He said labels for judges always come from the outcomes of cases, especially those of a political nature, and lawyers and academics particularly like to use such labels.
But Ma said judges decide cases only according to the law, legal principle and the spirit of the law.
He also said it is "healthy" that the public is paying more attention to the work of the courts because Hongkongers should try to understand the concept of the rule of law and the legal system, yet it "must not be politicized."
Asked about the most important judgments during his tenure, Ma said public law and constitutional ones are the obvious choices as they tend to attract public interest more than in other areas. These are also the judgments that have caused the most controversy, even at times attracting considerable criticism.
"Whatever the reactions have been, even in hindsight I do not see how any different a result should have been reached in those cases, even if some of the criticism or controversy could have been avoided by a different outcome," Ma said, adding that cases are decided according to the law and nothing else.
As for the judgment he was most proud of, Ma said his personal favorite was Hua Tyan Development versus Zurich Insurance in 2014, which was a marine insurance case. Cases in this area of the law rarely come before the courts, Ma said.
Looking back, Ma said he was attracted to the subject of law almost as soon as he enrolled at the University of Birmingham in 1974.

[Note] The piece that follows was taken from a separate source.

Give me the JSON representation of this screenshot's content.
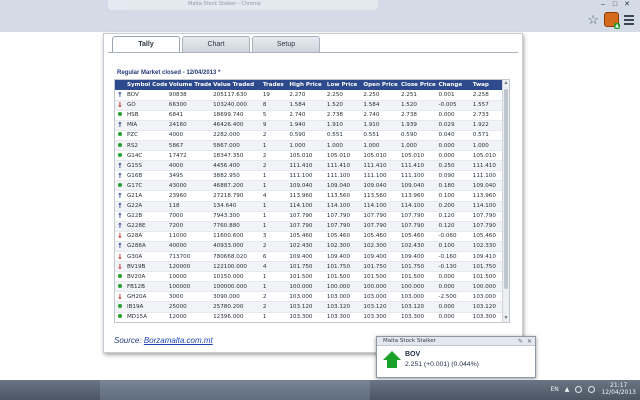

"When I was studying for my A levels in England, I was even at a loss to know what to read at university. It was a stroke of fortune that my elder brother suggested that I consider law. I never looked back."
Ma began private practice in 1980 and was appointed Queen's Counsel in 1993. He joined the judiciary in 2000 and became Chief Justice in 2010.
He retired at the age of 65 last month, succeeded by Andrew Cheung Kui-nung. Ma has been appointed honorary professor of the University of Hong Kong's law faculty following his retirement.